Caroline cried a lot, right from the start. It was a sound that made Jen come running, and she panicked when Caroline didn’t want to eat. Jen made sure to eat a balanced diet, to keep both healthy. Yet, Caroline continued to lose weight.
“It happens to some babies,” friends and doctors told her. But Jen's mama senses told her something wasn’t right. She tried soothing music, rocking, all the things that bring babies to comfort and ease. She dove into books, articles, and research. It took a couple of agonizing months to arrive at her own diagnosis: allergic colitis. Even then, the information she found on the subject was hardly helpful: “It’s temporary. And rare.” Bite me.

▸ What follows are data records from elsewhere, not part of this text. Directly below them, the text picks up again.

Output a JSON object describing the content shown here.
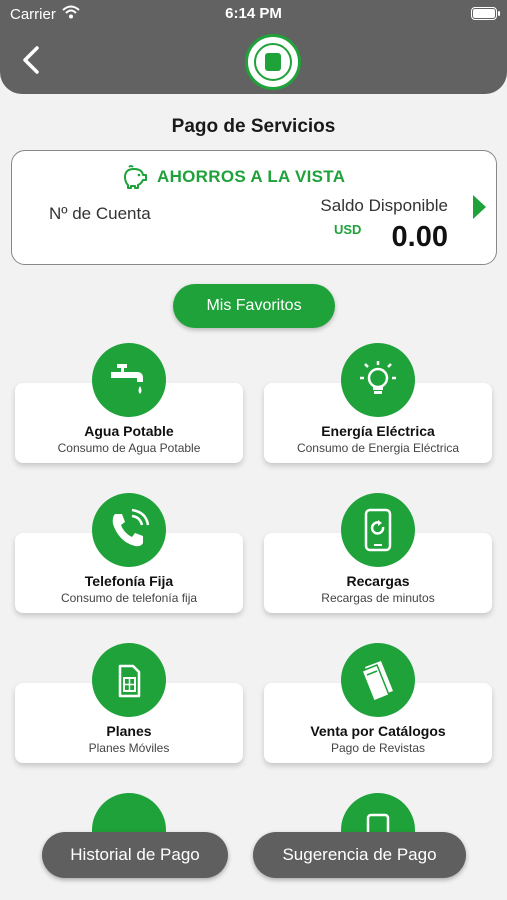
{
  "status_bar": {
    "carrier": "Carrier",
    "time": "6:14 PM"
  },
  "header": {
    "back_icon": "chevron-left-icon",
    "logo": "cooperative-logo"
  },
  "page": {
    "title": "Pago de Servicios"
  },
  "account": {
    "type": "AHORROS A LA VISTA",
    "number_label": "Nº de Cuenta",
    "balance_label": "Saldo Disponible",
    "currency": "USD",
    "balance": "0.00"
  },
  "favorites": {
    "label": "Mis Favoritos"
  },
  "services": [
    {
      "name": "Agua Potable",
      "desc": "Consumo de Agua Potable",
      "icon": "faucet-icon"
    },
    {
      "name": "Energía Eléctrica",
      "desc": "Consumo de Energia Eléctrica",
      "icon": "lightbulb-icon"
    },
    {
      "name": "Telefonía Fija",
      "desc": "Consumo de telefonía fija",
      "icon": "phone-icon"
    },
    {
      "name": "Recargas",
      "desc": "Recargas de minutos",
      "icon": "mobile-recharge-icon"
    },
    {
      "name": "Planes",
      "desc": "Planes Móviles",
      "icon": "sim-card-icon"
    },
    {
      "name": "Venta por Catálogos",
      "desc": "Pago de Revistas",
      "icon": "catalog-icon"
    }
  ],
  "bottom": {
    "history": "Historial de Pago",
    "suggestion": "Sugerencia de Pago"
  },
  "colors": {
    "accent": "#1fa23a",
    "header": "#626262",
    "button_dark": "#5f5f5f"
  }
}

If her time at Joint Council taught her anything, it was to be scrappy, and I worked to get her baby girl healthy. Jen followed a strict elimination diet and read as much as she could about the condition and potential solutions. By the time she visited the office with Caroline in her arms, she was a healthy pink and was gaining weight. Jen's team members cooed over her, and Jen eagerly took in the sounds of the office. “I know we talked about telecommuting and I am really excited to get that going at full steam,” She told her team. Even as the words came out of her mouth, something didn’t feel right.
It didn’t take long for the truth to come out: they were going to backtrack on the agreement. Joint Council needed Jen to travel, and if she couldn’t, they needed her in the office. No exceptions.

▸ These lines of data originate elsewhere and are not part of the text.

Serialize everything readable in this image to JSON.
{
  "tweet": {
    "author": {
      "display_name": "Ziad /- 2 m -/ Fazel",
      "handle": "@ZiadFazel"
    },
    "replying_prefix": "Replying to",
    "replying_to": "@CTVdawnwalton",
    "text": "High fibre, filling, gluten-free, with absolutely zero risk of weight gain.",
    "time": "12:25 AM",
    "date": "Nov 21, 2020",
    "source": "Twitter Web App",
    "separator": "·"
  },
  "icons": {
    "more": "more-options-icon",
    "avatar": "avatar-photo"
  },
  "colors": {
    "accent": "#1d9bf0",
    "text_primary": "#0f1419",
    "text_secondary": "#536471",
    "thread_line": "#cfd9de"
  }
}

Jen was holding Caroline when she gritted her teeth and made the decision to leave Joint Council. She couldn’t leave her baby for a week at a time. Please, God, let this be the right decision, Jen prayed. Please take care of those kids. I need to be a mama to this girl and take care of her. As Caroline gurgled and reached for Jen's hair, she couldn’t yet picture a world where she could fight to be a mama and keep my job.
And with that, the final door closed and Jen left the organization. Her career in international advocacy for vulnerable kids was over.
For a long time, Jen felt Joint Council had betrayed her. Jen feared that the horrible board member from San Antonio would gloat. Jen felt she had let women everywhere down by giving up so easily. So she did the one thing she always did when guilt punched her guts: She picked up her precious baby. She smelled Caroline’s sweet smell. She thanked God for this beautiful gift of life, of love. This is what it’s about. This is what I’m doing this for. This is more important than my career.
But despite Jen's love for being a mama, in the dead of night, her mind would light up with ideas for businesses and projects. Her soul wanted more. Her heart wanted to return to that frenetic everyday pace where the Filofax flipped and global change hummed in the air.
Then one day, within the same month that Jen left Joint Council, Eli and Jen attended their first baby-and-me class at a local Gymboree. The class was held in a big room with brightly colored blobs and pictures of animals prancing on every wall. Tiny babies and parents with bubble makers laid on mats, and Jen instinctively knew she would find her tribe. She held Caroline closer and nuzzled her sweet skin, taking in the primary colors and smells of Caroline’s childhood.
Jen's baby girl’s wispy hair tickled my nose as a woman came bouncing up to us, her brown hair pulled back from her face. Her mouth opened and a British accent tumbled out.
“Hi! I’m Joanne. This is my husband, Danny.”